The Power of Experimentation in Driving Innovation and Collaboration

Experimentation in software development has become a game-changer, revolutionizing the industry and sparking a wave of innovation. The adoption of this experimental culture has not only increased productivity but has also led to the creation of robust software products that address complex problems effectively.

Experts, like Terhi Aho, recognize that the success of this experimental environment hinges on supportive management and the creation of safe psychological spaces. Aho highlights the importance of open communication, consistent feedback, and a culture that embraces trial-and-error as key factors in adopting this approach successfully.

While the advantages of experimentation are indisputable, Aho also advises caution and gradual implementation to ensure smooth alignment among team members and prevent inefficiencies. Conducting pilot tests, despite their seemingly small scale, plays a crucial role in cultivating an experimental culture. These tests equip teams with the ability to adapt quickly when faced with failures or unexpected outcomes. Each small breakthrough adds to the overall progress, gradually building a culture of experimentation.

The size of the team involved and the complexity of the tasks at hand significantly impact the speed of implementation. Larger teams may require more comprehensive discussions, while the skills of participants influence how quickly an experiment can be executed.

An experimental culture thrives on open discussions. It involves identifying problems, brainstorming solutions, testing viable options, analyzing results, and making informed decisions. This approach fosters continuous learning and values the contributions of each team member, leading to a more diverse and efficient decision-making process.

Unlike traditional approaches, the experimental culture prioritizes learning over immediate success. It views failed attempts as valuable opportunities for growth and innovation, reducing the blame-game and encouraging creativity. This mindset not only enhances development projects but also promotes a positive work environment where ideas are encouraged and appreciated.

Aho stresses the pivotal role of management in fostering this culture. Creating an environment that nurtures creativity and innovation is essential. Embracing failures as part of the learning process is crucial, as they provide valuable insights for future projects.

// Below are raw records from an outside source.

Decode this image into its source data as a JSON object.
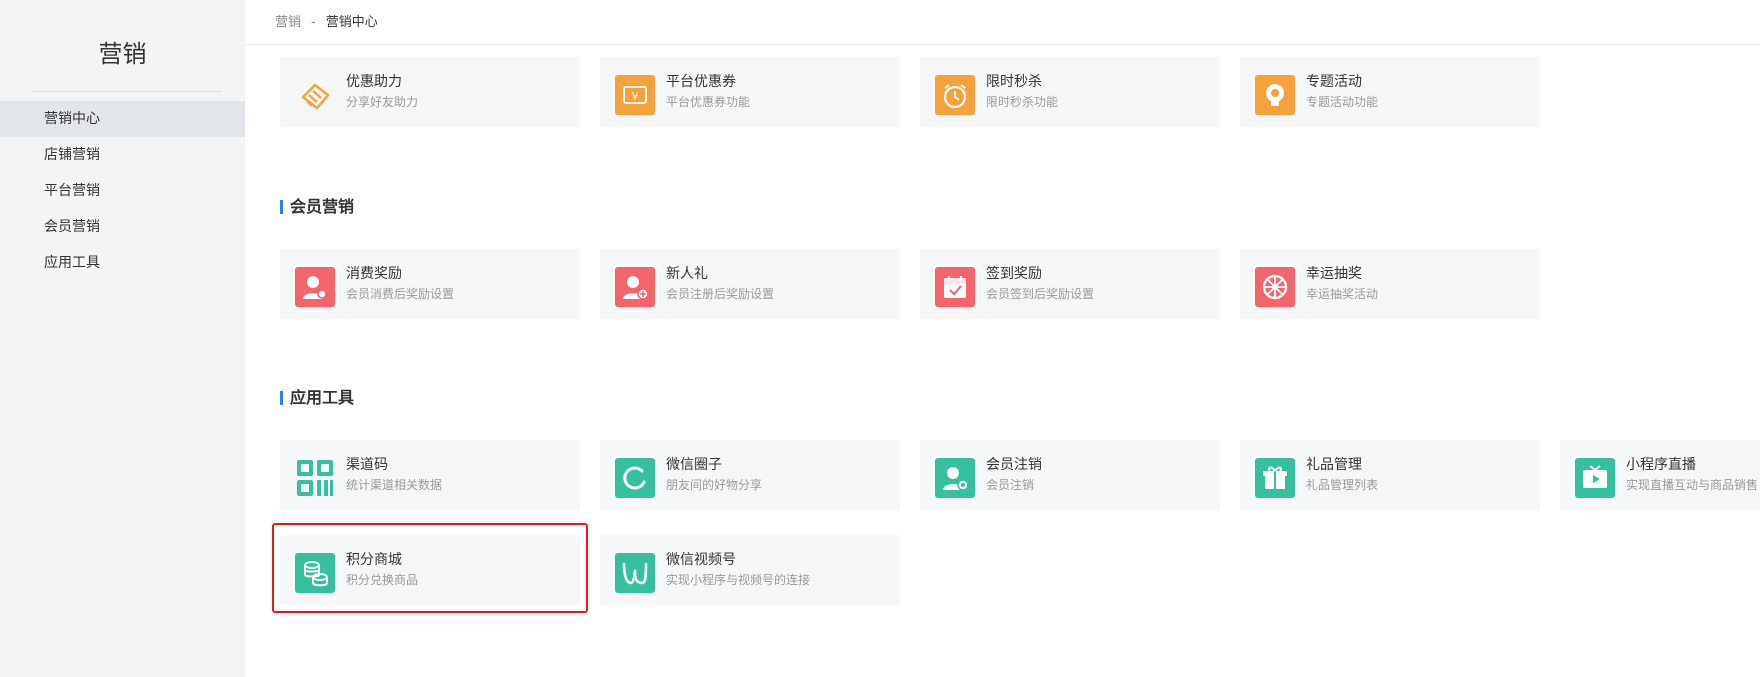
{
  "sidebar": {
    "title": "营销",
    "items": [
      {
        "label": "营销中心",
        "active": true
      },
      {
        "label": "店铺营销"
      },
      {
        "label": "平台营销"
      },
      {
        "label": "会员营销"
      },
      {
        "label": "应用工具"
      }
    ]
  },
  "breadcrumb": {
    "root": "营销",
    "separator": "-",
    "current": "营销中心"
  },
  "sections": {
    "member": {
      "title": "会员营销"
    },
    "tools": {
      "title": "应用工具"
    }
  },
  "cards": {
    "help": {
      "name": "优惠助力",
      "desc": "分享好友助力",
      "icon": "handshake-icon"
    },
    "coupon": {
      "name": "平台优惠券",
      "desc": "平台优惠券功能",
      "icon": "coupon-icon"
    },
    "flash": {
      "name": "限时秒杀",
      "desc": "限时秒杀功能",
      "icon": "alarm-clock-icon"
    },
    "topic": {
      "name": "专题活动",
      "desc": "专题活动功能",
      "icon": "bulb-icon"
    },
    "consume": {
      "name": "消费奖励",
      "desc": "会员消费后奖励设置",
      "icon": "user-reward-icon"
    },
    "newbie": {
      "name": "新人礼",
      "desc": "会员注册后奖励设置",
      "icon": "user-add-icon"
    },
    "signin": {
      "name": "签到奖励",
      "desc": "会员签到后奖励设置",
      "icon": "calendar-check-icon"
    },
    "lottery": {
      "name": "幸运抽奖",
      "desc": "幸运抽奖活动",
      "icon": "wheel-icon"
    },
    "channel": {
      "name": "渠道码",
      "desc": "统计渠道相关数据",
      "icon": "qrcode-icon"
    },
    "circle": {
      "name": "微信圈子",
      "desc": "朋友间的好物分享",
      "icon": "circle-icon"
    },
    "cancel": {
      "name": "会员注销",
      "desc": "会员注销",
      "icon": "user-cancel-icon"
    },
    "gift": {
      "name": "礼品管理",
      "desc": "礼品管理列表",
      "icon": "gift-icon"
    },
    "live": {
      "name": "小程序直播",
      "desc": "实现直播互动与商品销售",
      "icon": "tv-icon"
    },
    "points": {
      "name": "积分商城",
      "desc": "积分兑换商品",
      "icon": "coins-icon"
    },
    "channels": {
      "name": "微信视频号",
      "desc": "实现小程序与视频号的连接",
      "icon": "video-channel-icon"
    }
  },
  "colors": {
    "accent": "#2f7cf6",
    "orange": "#f7a13d",
    "red": "#f3646b",
    "green": "#35c19f",
    "highlight": "#e21b1b"
  }
}
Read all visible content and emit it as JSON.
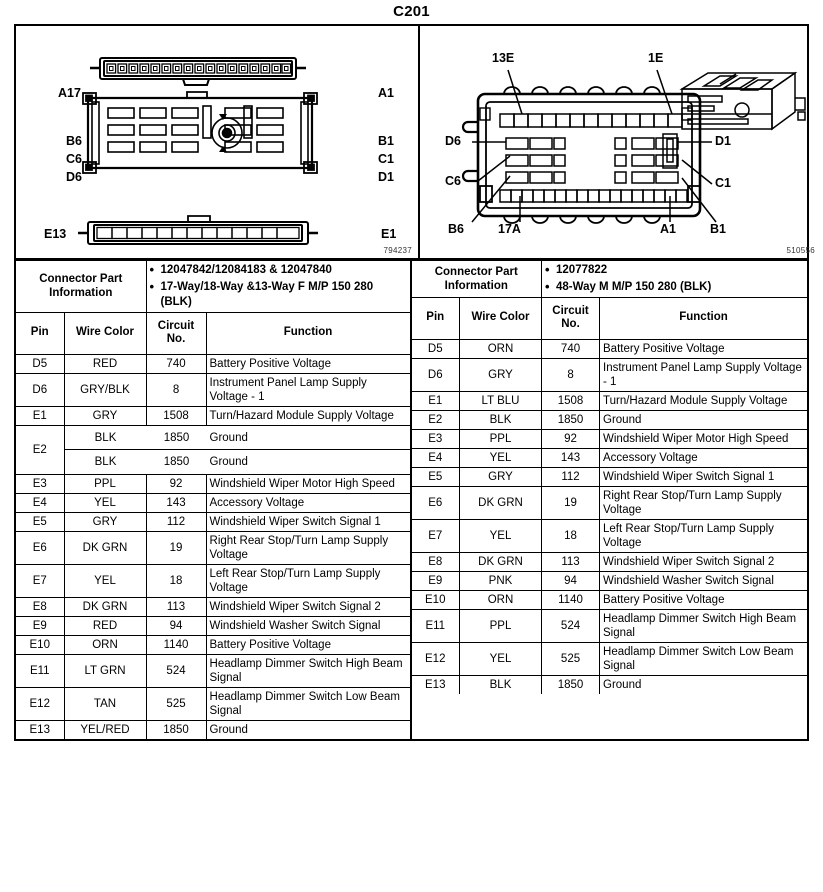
{
  "title": "C201",
  "diagrams": {
    "left": {
      "ref_no": "794237",
      "labels": {
        "a17": "A17",
        "a1": "A1",
        "b6": "B6",
        "c6": "C6",
        "d6": "D6",
        "b1": "B1",
        "c1": "C1",
        "d1": "D1",
        "e13": "E13",
        "e1": "E1"
      }
    },
    "right": {
      "ref_no": "510556",
      "labels": {
        "l13e": "13E",
        "l1e": "1E",
        "d6": "D6",
        "d1": "D1",
        "c6": "C6",
        "c1": "C1",
        "b6": "B6",
        "l17a": "17A",
        "a1": "A1",
        "b1": "B1"
      }
    }
  },
  "left_table": {
    "connector_part_information_label": "Connector Part Information",
    "connector_part_information_values": [
      "12047842/12084183 & 12047840",
      "17-Way/18-Way &13-Way F M/P 150 280 (BLK)"
    ],
    "headers": {
      "pin": "Pin",
      "wire_color": "Wire Color",
      "circuit_no": "Circuit No.",
      "function": "Function"
    },
    "rows": [
      {
        "pin": "D5",
        "wire_color": "RED",
        "circuit_no": "740",
        "function": "Battery Positive Voltage"
      },
      {
        "pin": "D6",
        "wire_color": "GRY/BLK",
        "circuit_no": "8",
        "function": "Instrument Panel Lamp Supply Voltage - 1"
      },
      {
        "pin": "E1",
        "wire_color": "GRY",
        "circuit_no": "1508",
        "function": "Turn/Hazard Module Supply Voltage"
      },
      {
        "pin": "E2",
        "sub": [
          {
            "wire_color": "BLK",
            "circuit_no": "1850",
            "function": "Ground"
          },
          {
            "wire_color": "BLK",
            "circuit_no": "1850",
            "function": "Ground"
          }
        ]
      },
      {
        "pin": "E3",
        "wire_color": "PPL",
        "circuit_no": "92",
        "function": "Windshield Wiper Motor High Speed"
      },
      {
        "pin": "E4",
        "wire_color": "YEL",
        "circuit_no": "143",
        "function": "Accessory Voltage"
      },
      {
        "pin": "E5",
        "wire_color": "GRY",
        "circuit_no": "112",
        "function": "Windshield Wiper Switch Signal 1"
      },
      {
        "pin": "E6",
        "wire_color": "DK GRN",
        "circuit_no": "19",
        "function": "Right Rear Stop/Turn Lamp Supply Voltage"
      },
      {
        "pin": "E7",
        "wire_color": "YEL",
        "circuit_no": "18",
        "function": "Left Rear Stop/Turn Lamp Supply Voltage"
      },
      {
        "pin": "E8",
        "wire_color": "DK GRN",
        "circuit_no": "113",
        "function": "Windshield Wiper Switch Signal 2"
      },
      {
        "pin": "E9",
        "wire_color": "RED",
        "circuit_no": "94",
        "function": "Windshield Washer Switch Signal"
      },
      {
        "pin": "E10",
        "wire_color": "ORN",
        "circuit_no": "1140",
        "function": "Battery Positive Voltage"
      },
      {
        "pin": "E11",
        "wire_color": "LT GRN",
        "circuit_no": "524",
        "function": "Headlamp Dimmer Switch High Beam Signal"
      },
      {
        "pin": "E12",
        "wire_color": "TAN",
        "circuit_no": "525",
        "function": "Headlamp Dimmer Switch Low Beam Signal"
      },
      {
        "pin": "E13",
        "wire_color": "YEL/RED",
        "circuit_no": "1850",
        "function": "Ground"
      }
    ]
  },
  "right_table": {
    "connector_part_information_label": "Connector Part Information",
    "connector_part_information_values": [
      "12077822",
      "48-Way M M/P 150 280 (BLK)"
    ],
    "headers": {
      "pin": "Pin",
      "wire_color": "Wire Color",
      "circuit_no": "Circuit No.",
      "function": "Function"
    },
    "rows": [
      {
        "pin": "D5",
        "wire_color": "ORN",
        "circuit_no": "740",
        "function": "Battery Positive Voltage"
      },
      {
        "pin": "D6",
        "wire_color": "GRY",
        "circuit_no": "8",
        "function": "Instrument Panel Lamp Supply Voltage - 1"
      },
      {
        "pin": "E1",
        "wire_color": "LT BLU",
        "circuit_no": "1508",
        "function": "Turn/Hazard Module Supply Voltage"
      },
      {
        "pin": "E2",
        "wire_color": "BLK",
        "circuit_no": "1850",
        "function": "Ground"
      },
      {
        "pin": "E3",
        "wire_color": "PPL",
        "circuit_no": "92",
        "function": "Windshield Wiper Motor High Speed"
      },
      {
        "pin": "E4",
        "wire_color": "YEL",
        "circuit_no": "143",
        "function": "Accessory Voltage"
      },
      {
        "pin": "E5",
        "wire_color": "GRY",
        "circuit_no": "112",
        "function": "Windshield Wiper Switch Signal 1"
      },
      {
        "pin": "E6",
        "wire_color": "DK GRN",
        "circuit_no": "19",
        "function": "Right Rear Stop/Turn Lamp Supply Voltage"
      },
      {
        "pin": "E7",
        "wire_color": "YEL",
        "circuit_no": "18",
        "function": "Left Rear Stop/Turn Lamp Supply Voltage"
      },
      {
        "pin": "E8",
        "wire_color": "DK GRN",
        "circuit_no": "113",
        "function": "Windshield Wiper Switch Signal 2"
      },
      {
        "pin": "E9",
        "wire_color": "PNK",
        "circuit_no": "94",
        "function": "Windshield Washer Switch Signal"
      },
      {
        "pin": "E10",
        "wire_color": "ORN",
        "circuit_no": "1140",
        "function": "Battery Positive Voltage"
      },
      {
        "pin": "E11",
        "wire_color": "PPL",
        "circuit_no": "524",
        "function": "Headlamp Dimmer Switch High Beam Signal"
      },
      {
        "pin": "E12",
        "wire_color": "YEL",
        "circuit_no": "525",
        "function": "Headlamp Dimmer Switch Low Beam Signal"
      },
      {
        "pin": "E13",
        "wire_color": "BLK",
        "circuit_no": "1850",
        "function": "Ground"
      }
    ]
  }
}
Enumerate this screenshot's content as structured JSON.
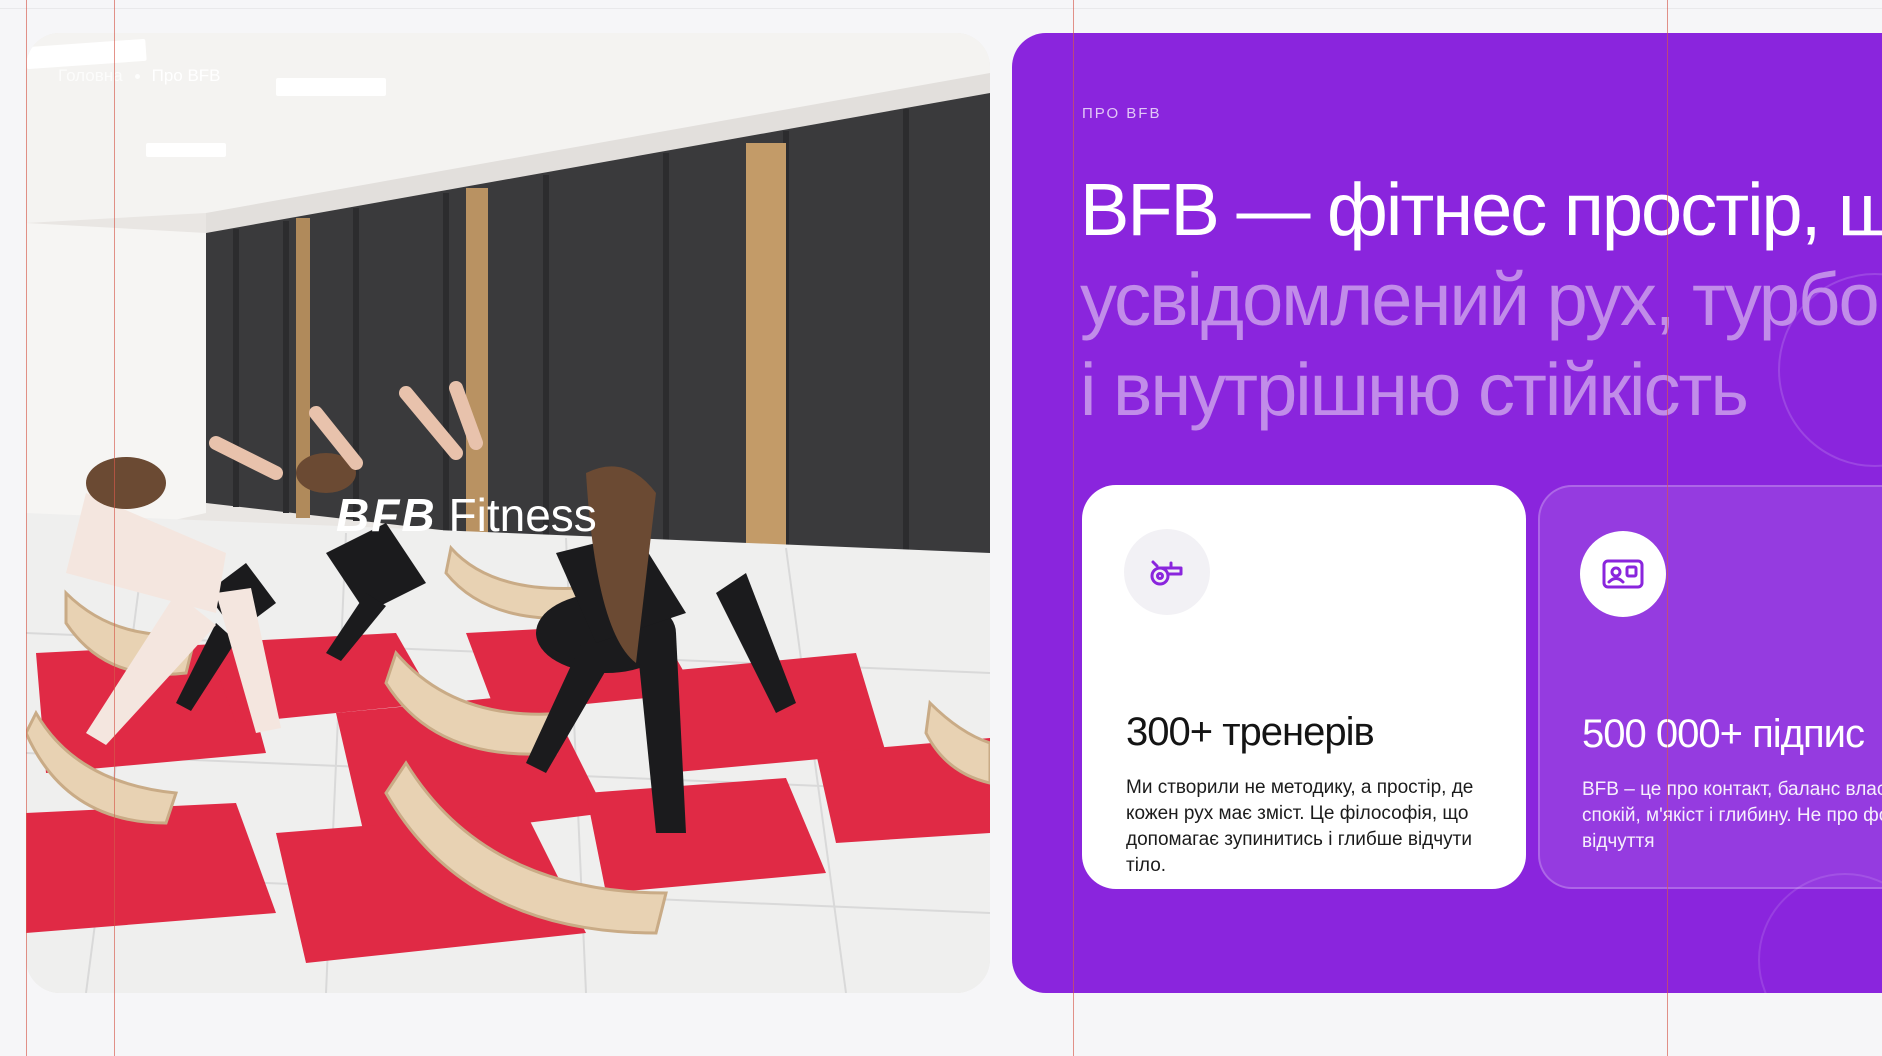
{
  "breadcrumb": {
    "home": "Головна",
    "current": "Про BFB"
  },
  "hero_logo": {
    "brand": "BFB",
    "suffix": "Fitness"
  },
  "about": {
    "eyebrow": "ПРО BFB",
    "headline_main": "BFB — фітнес простір, що",
    "headline_line2": "усвідомлений рух, турбо",
    "headline_line3": "і внутрішню стійкість"
  },
  "cards": [
    {
      "icon": "whistle-icon",
      "title": "300+ тренерів",
      "text": "Ми створили не методику, а простір, де кожен рух має зміст. Це філософія, що допомагає зупинитись і глибше відчути тіло."
    },
    {
      "icon": "id-card-icon",
      "title": "500 000+ підпис",
      "text": "BFB – це про контакт, баланс власний ритм, спокій, м'якіст і глибину. Не про форму, а про відчуття"
    }
  ],
  "colors": {
    "accent_purple": "#8a25dd",
    "headline_secondary": "#c18ce9",
    "card_white": "#ffffff",
    "mat_red": "#e02a45"
  }
}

This approach not only improves the quality of software products but also empowers development teams to push boundaries and strive for greatness together.

In conclusion, an experimental culture in software development has proven to be a catalyst for innovation, collaboration, and continuous improvement. By embracing curiosity, open communication, and a growth mindset, organizations can unlock their full potential and create groundbreaking software solutions.

FAQ Section:

1. What is experimentation in software development?
Experimentation in software development refers to the practice of adopting a culture that embraces trial-and-error, continuous learning, and open communication to drive innovation and improve the quality of software products.

2. How does supportive management contribute to the success of experimental environments?
Supportive management plays a crucial role in creating safe psychological spaces for experimentation. Open communication, consistent feedback, and a culture that embraces trial-and-error are key factors in adopting this approach successfully.

3. Why is it important to conduct pilot tests in cultivating an experimental culture?
Pilot tests, despite their small scale, are crucial in cultivating an experimental culture. They equip teams with the ability to adapt quickly when faced with failures or unexpected outcomes and gradually build a culture of experimentation.

4. How does the size of the team and complexity of tasks impact the speed of implementation?
The size of the team and complexity of tasks significantly affect the speed of implementation. Larger teams may require more comprehensive discussions, and participants’ skills influence how quickly an experiment can be executed.

5. What are the key components of an experimental culture?
An experimental culture involves identifying problems, brainstorming solutions, testing viable options, analyzing results, and making informed decisions through open discussions. It fosters continuous learning, values diverse contributions, and promotes a more efficient decision-making process.

6. How does the experimental culture view failed attempts?
Unlike traditional approaches, the experimental culture views failed attempts as valuable opportunities for growth and innovation. It reduces the blame-game and encourages creativity, fostering a positive work environment where ideas are encouraged and appreciated.

7. What is the role of management in fostering an experimental culture?
Management plays a pivotal role in fostering an experimental culture. Creating an environment that nurtures creativity and innovation, embracing failures as part of the learning process, and empowering development teams are all essential for driving experimentation and improvement.

8. What are the benefits of an experimental culture in software development?
An experimental culture in software development serves as a catalyst for innovation, collaboration, and continuous improvement. It unlocks organizations’ full potential, promotes groundbreaking software solutions, and improves the overall quality of software products.

Definitions:
– Experimental culture: A culture in software development that embraces trial-and-error, continuous learning, open communication, and a growth mindset to drive innovation and improve the quality of software products.
– Pilot tests: Small-scale tests conducted to collect data, learn from failures, and make informed decisions before implementing larger-scale changes or projects.

Suggested Related Links:
Experimentation – Investopedia
The Importance of Experimentation in Business
The Right Way to Run an Experiment – Harvard Business Review